The notices addressed to the witnesses will be signed by the Inquiry Officer. Those addressed to witnesses who are Government servant will be sent to the Head of the Department/Office under whom the Government servant who is to appear as witness is working for the time being with the request that the Head of the Department/office will direct the Government servant to make it convenient to attend the enquiry and to tender evidence on the date and time fixed by the Inquiry Officer. Non-compliance with the request of the Inquiry Officer by the Government servant would be treated as conduct unbecoming of a Government servant and would make him liable for disciplinary action
The notices addressed to non-official witnesses will be sent by registered post A.D. in cases emanating from the CBI, the notices addressed to non-official witnesses may be sent to the Superintendent of Police, SPE branch concerned for delivery to the witnesses concerned. The presenting officer, on behalf of the disciplinary authority, with the assistance of the investigating officer will take suitable steps to secure the presence of the prosecution witnesses on the date fixed for their examination.
As regards defence witness, an equitable stand has to be followed and there should be no discrimination, once the justification for the defence witness and his/her material relevance as witness is accepted. Summons for all Defence Witness for appearance at the place on the date and time should be prepared signed by the Inquiry officer. These may be handed over to the charged officer for proper delivery. The IO should also send copies of summons in respect of defence witnesses, who are employees of the bank to the respective controlling officers, to enable such witnesses to be relieved for giving evidence.

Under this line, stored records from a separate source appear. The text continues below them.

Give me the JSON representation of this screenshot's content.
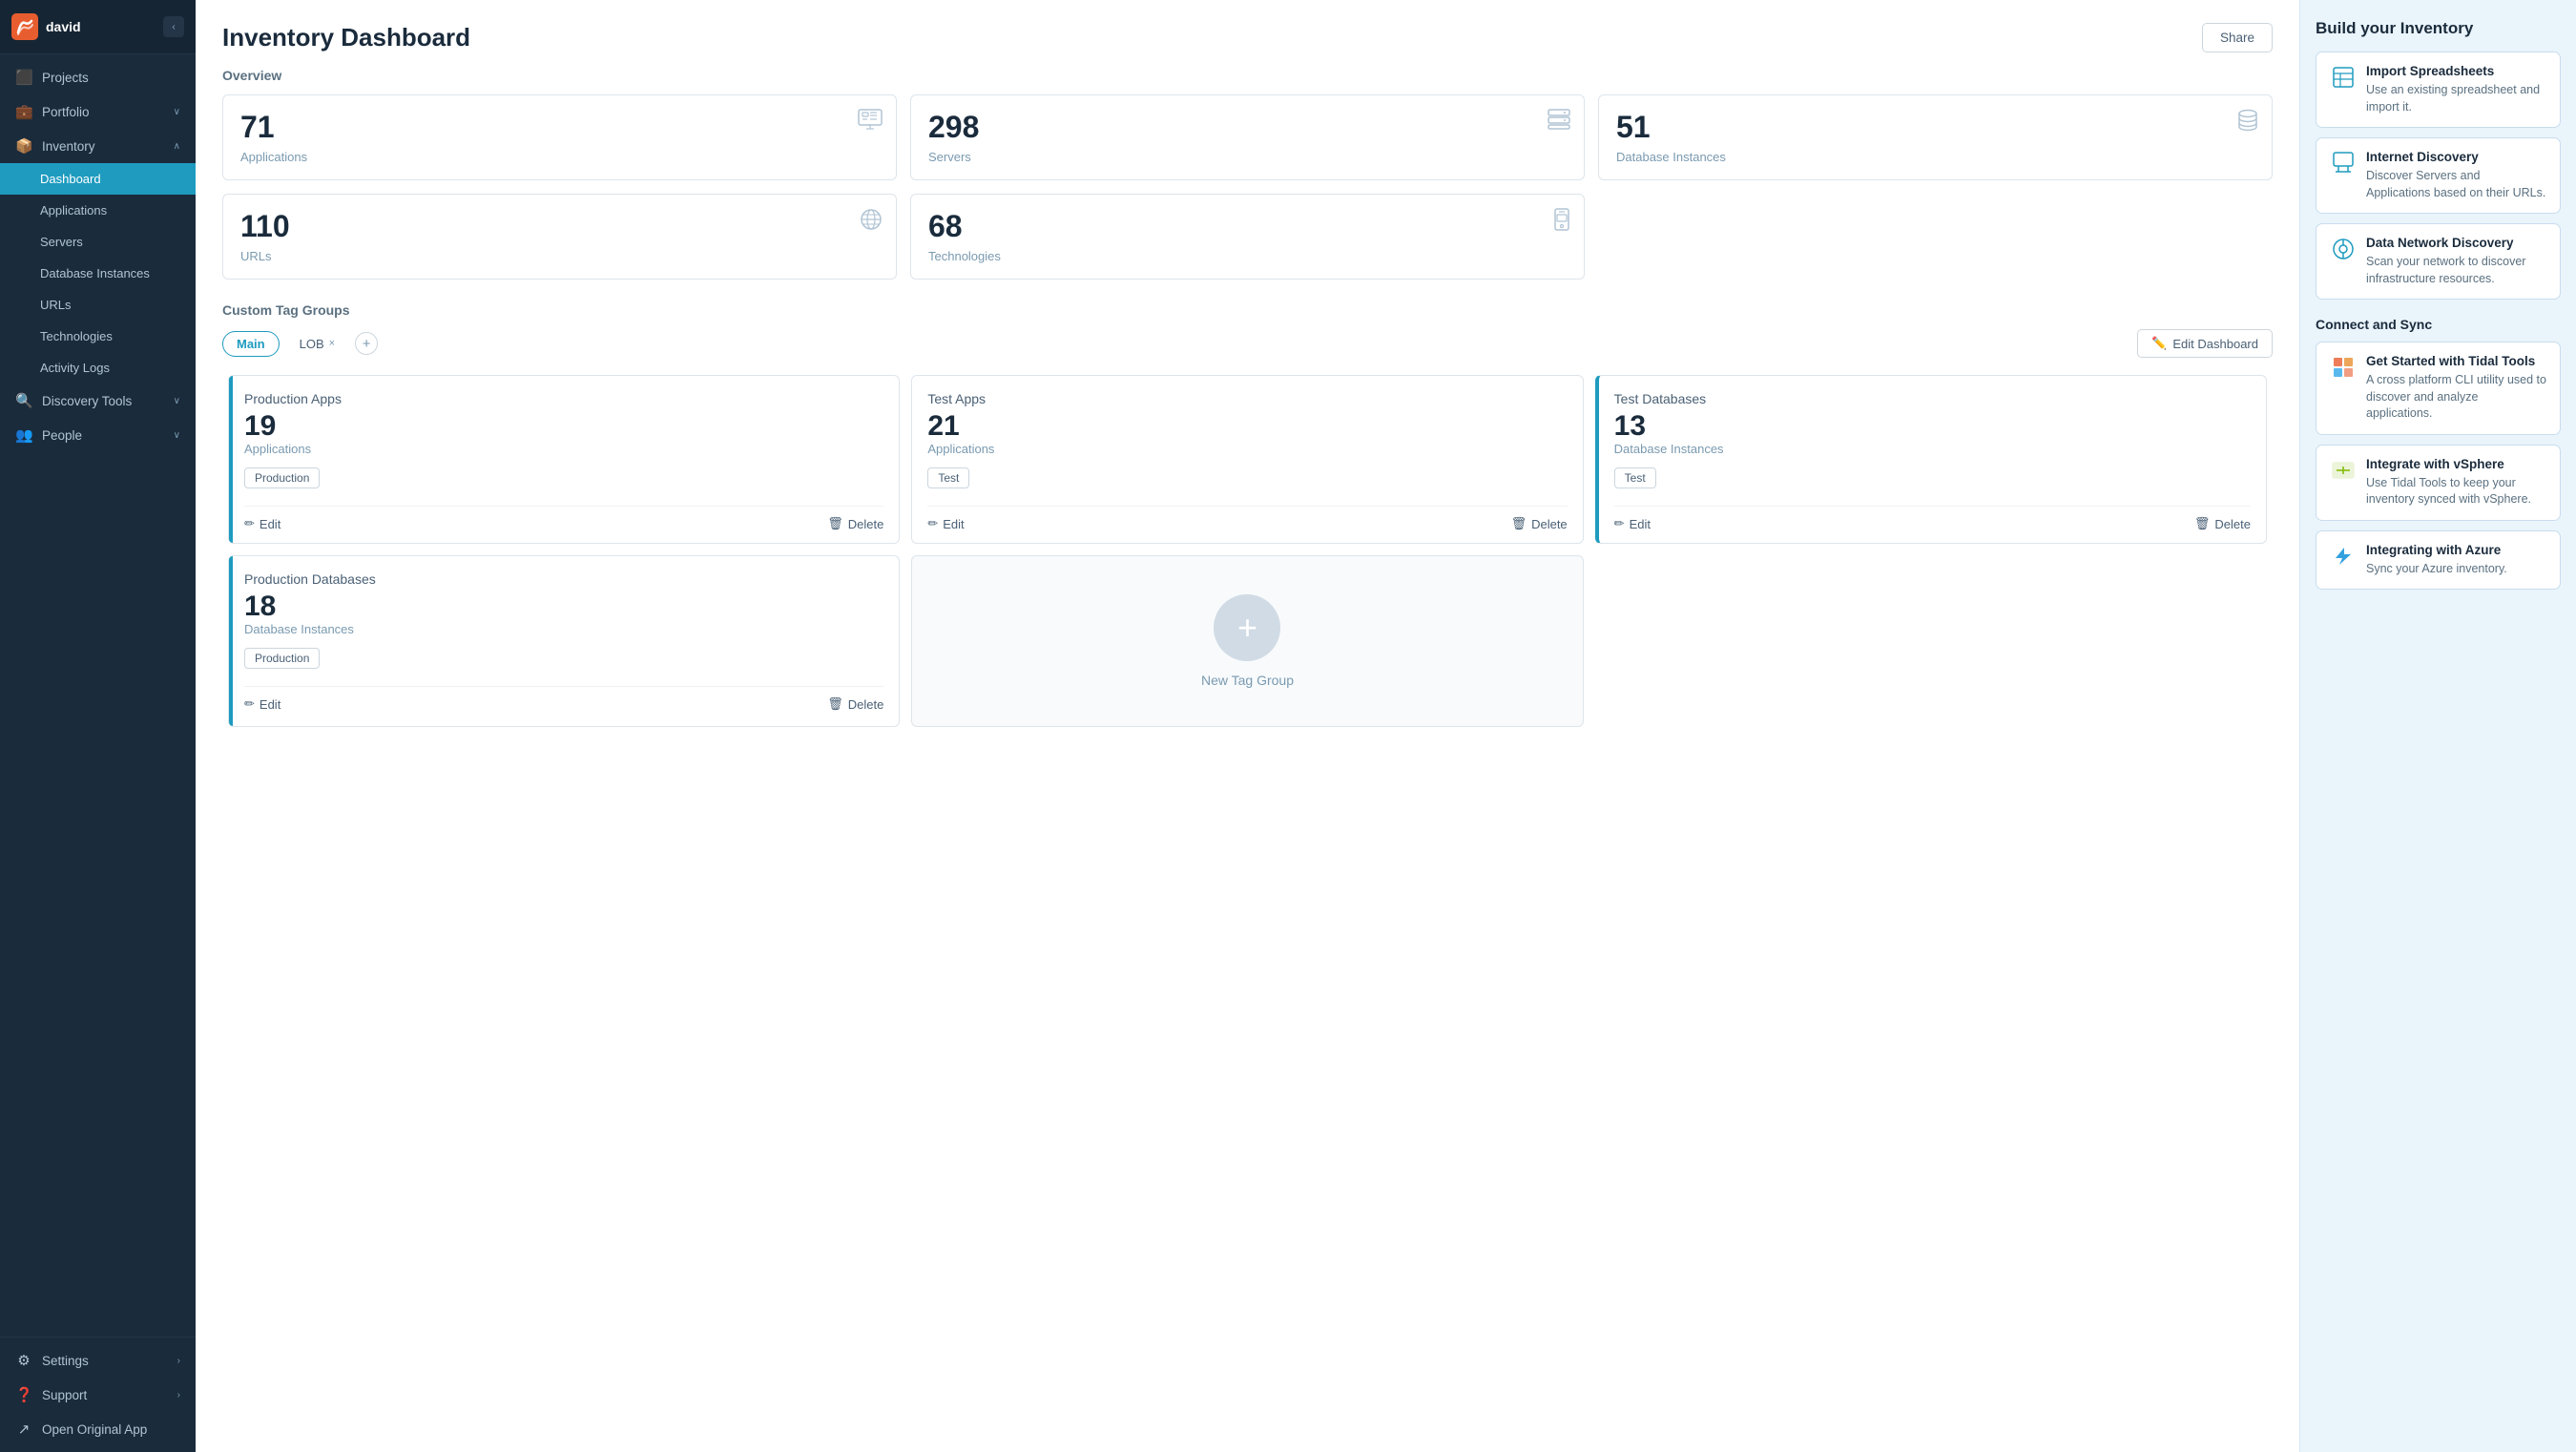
{
  "sidebar": {
    "username": "david",
    "nav": {
      "projects": "Projects",
      "portfolio": "Portfolio",
      "inventory": "Inventory",
      "inventory_sub": {
        "dashboard": "Dashboard",
        "applications": "Applications",
        "servers": "Servers",
        "database_instances": "Database Instances",
        "urls": "URLs",
        "technologies": "Technologies",
        "activity_logs": "Activity Logs"
      },
      "discovery_tools": "Discovery Tools",
      "people": "People",
      "settings": "Settings",
      "support": "Support",
      "open_original_app": "Open Original App"
    }
  },
  "header": {
    "title": "Inventory Dashboard",
    "share_label": "Share"
  },
  "overview": {
    "section_label": "Overview",
    "stats": [
      {
        "number": "71",
        "label": "Applications",
        "icon": "monitor"
      },
      {
        "number": "298",
        "label": "Servers",
        "icon": "server"
      },
      {
        "number": "51",
        "label": "Database Instances",
        "icon": "database"
      },
      {
        "number": "110",
        "label": "URLs",
        "icon": "globe"
      },
      {
        "number": "68",
        "label": "Technologies",
        "icon": "mobile"
      }
    ]
  },
  "tag_groups": {
    "section_label": "Custom Tag Groups",
    "tabs": [
      {
        "label": "Main",
        "active": true,
        "closeable": false
      },
      {
        "label": "LOB",
        "active": false,
        "closeable": true
      }
    ],
    "edit_dashboard_label": "Edit Dashboard",
    "cards": [
      {
        "title": "Production Apps",
        "number": "19",
        "subtitle": "Applications",
        "pill": "Production",
        "has_accent": true
      },
      {
        "title": "Test Apps",
        "number": "21",
        "subtitle": "Applications",
        "pill": "Test",
        "has_accent": false
      },
      {
        "title": "Test Databases",
        "number": "13",
        "subtitle": "Database Instances",
        "pill": "Test",
        "has_accent": true
      },
      {
        "title": "Production Databases",
        "number": "18",
        "subtitle": "Database Instances",
        "pill": "Production",
        "has_accent": true
      }
    ],
    "edit_label": "Edit",
    "delete_label": "Delete",
    "new_tag_group_label": "New Tag Group"
  },
  "right_panel": {
    "build_title": "Build your Inventory",
    "build_items": [
      {
        "title": "Import Spreadsheets",
        "desc": "Use an existing spreadsheet and import it.",
        "icon": "📊"
      },
      {
        "title": "Internet Discovery",
        "desc": "Discover Servers and Applications based on their URLs.",
        "icon": "🌐"
      },
      {
        "title": "Data Network Discovery",
        "desc": "Scan your network to discover infrastructure resources.",
        "icon": "🎯"
      }
    ],
    "connect_title": "Connect and Sync",
    "connect_items": [
      {
        "title": "Get Started with Tidal Tools",
        "desc": "A cross platform CLI utility used to discover and analyze applications.",
        "icon": "📦"
      },
      {
        "title": "Integrate with vSphere",
        "desc": "Use Tidal Tools to keep your inventory synced with vSphere.",
        "icon": "🔧"
      },
      {
        "title": "Integrating with Azure",
        "desc": "Sync your Azure inventory.",
        "icon": "☁️"
      }
    ]
  }
}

Does the witness summoned by the inquiry officer on behalf of the defence has option not to attend the proceedings? All employees of the Bank summoned as witness by the inquiry officer irrespective on whose behalf should be treated at par. Perjury by any witness should be treated equally as a serious misconduct, if proved. Every witness summoned is expected to participate in the inquiry. Valid reasons for non-attendance to the satisfaction of the inquiry officer must be submitted in either case. Thus there can no discrimination between management witnesses and defence witnesses in a fact-finding inquiry. It is the duty of the inquiry officer to regulate this formality equitably. In any case defence evidence should not suffer by default, i.e. non-production (though available and within the power of the Bank to produce). Then it is not an objective inquiry.
Sometimes allegations are made that a request or representation was made but the inquiring authority did not consider the same. In order to avoid such complaints the inquiring authority should record a note in the Daily Order Sheet on the very day stating the gist of the request of representation made and the orders passed thereon. Such notes should form part of the record of the inquiry.
If the Government servant alleges bias against the inquiring authority, the inquiring authority should keep the proceedings in abeyance and refer the matter to the disciplinary authority. He should resume the inquiry only after he is advised by the disciplinary authority to go ahead with the inquiry. In case the Government servant moves the application to the appellate authority against the appointment of a particular inquiring authority, the proceedings should be stopped and the application, along with other relevant material, be referred to the appropriate appellate authority for consideration and appropriate orders.